The art of mating has undergone many technologically induced changes from the liberation that young lovers found with the invention of the automobile to the swipe-right ease of matching on Tinder.
But another technology is afoot that few people know about but that will upend the way we match and reproduce in years to come: the polygenic score. This is a single number that sums up someone’s genetic potential—risk for disease such as diabetes or predicted height or even the genetic portion of her IQ.
With the spread of recreational genotyping through services like ancestry.com or 23andme, more and more Americans have learned some of what their DNA can tell them about their past (their ancestral origins) and their future, such as their risk for diseases like Alzheimer’s.

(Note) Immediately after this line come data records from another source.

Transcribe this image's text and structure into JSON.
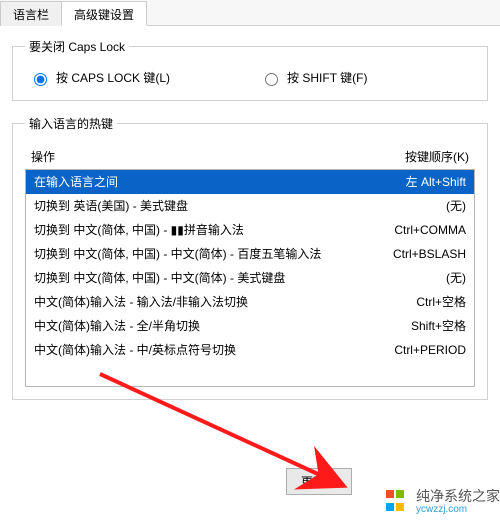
{
  "tabs": {
    "lang_bar": "语言栏",
    "advanced": "高级键设置"
  },
  "capslock_group": {
    "legend": "要关闭 Caps Lock",
    "opt_caps": "按 CAPS LOCK 键(L)",
    "opt_shift": "按 SHIFT 键(F)"
  },
  "hotkeys_group": {
    "legend": "输入语言的热键",
    "header_action": "操作",
    "header_key": "按键顺序(K)",
    "rows": [
      {
        "action": "在输入语言之间",
        "key": "左 Alt+Shift",
        "selected": true
      },
      {
        "action": "切换到 英语(美国) - 美式键盘",
        "key": "(无)",
        "selected": false
      },
      {
        "action": "切换到 中文(简体, 中国) - ▮▮拼音输入法",
        "key": "Ctrl+COMMA",
        "selected": false
      },
      {
        "action": "切换到 中文(简体, 中国) - 中文(简体) - 百度五笔输入法",
        "key": "Ctrl+BSLASH",
        "selected": false
      },
      {
        "action": "切换到 中文(简体, 中国) - 中文(简体) - 美式键盘",
        "key": "(无)",
        "selected": false
      },
      {
        "action": "中文(简体)输入法 - 输入法/非输入法切换",
        "key": "Ctrl+空格",
        "selected": false
      },
      {
        "action": "中文(简体)输入法 - 全/半角切换",
        "key": "Shift+空格",
        "selected": false
      },
      {
        "action": "中文(简体)输入法 - 中/英标点符号切换",
        "key": "Ctrl+PERIOD",
        "selected": false
      }
    ],
    "change_button": "更改按"
  },
  "watermark": {
    "line1": "纯净系统之家",
    "line2": "ycwzzj.com"
  }
}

What does all this have to do with dating and mating? Well, now that a computer app can take the raw data of our Cs and Gs and Ts and As and spit out a single number—the polygenic score—that predicts (with error, of course) someone’s height or risk for cognitive decline, would you like to know whether the person who just proposed to you is a walking genetic time bomb?
We have always selected our mates for their phenotypes—outwardly observable characteristics—that are driven partly by genetics and partly by environment. Now that we can somewhat measure their genotypes—the actual stuff that a baby daddy passes on to junior—it is inevitable that discerning potential partners will demand their counterparts show their cards before committing. Even if you landed a man or woman with advanced degrees, would it give you pause if you learned that he or she was genetically likely to develop early dementia and, worse, pass that risk onto your offspring?
In research I have performed with colleagues, we find that we tend to match on observable traits like education and body-mass index, as we have to a degree for time eternal. That is, we are more likely to marry someone similar to us in these outward dimensions than if we hooked up by chance. We are doing this on a genetic level, too, as a byproduct of how we sort on health, social status and so on.
There has been lots of big talk lately about the gene editing technology known as CRISPR. This allows scientists to swap out undesirable DNA for a custom-designed replacement sequence. While it holds great promise for addressing single gene diseases—think Huntington’s—it is probably less useful for addressing traits that are highly polygenic—meaning that the outcome is determined by myriad tiny effects spread across the entire genome.
In five years, sperm and egg registries are likely to offer extensive genetic profiles along with the photos and descriptions of donor hobbies they now provide.
In 25 years, dating and mating are likely to look very little like they do today. Computer algorithms that calculate our genetic potential and sort potential mates like a medical-school match are likely to be the new yenta-bots.
We need to be careful as we step into this brave new world of reproduction: After all, phenotypes are for fun (i.e. hookups) but genotypes are forever.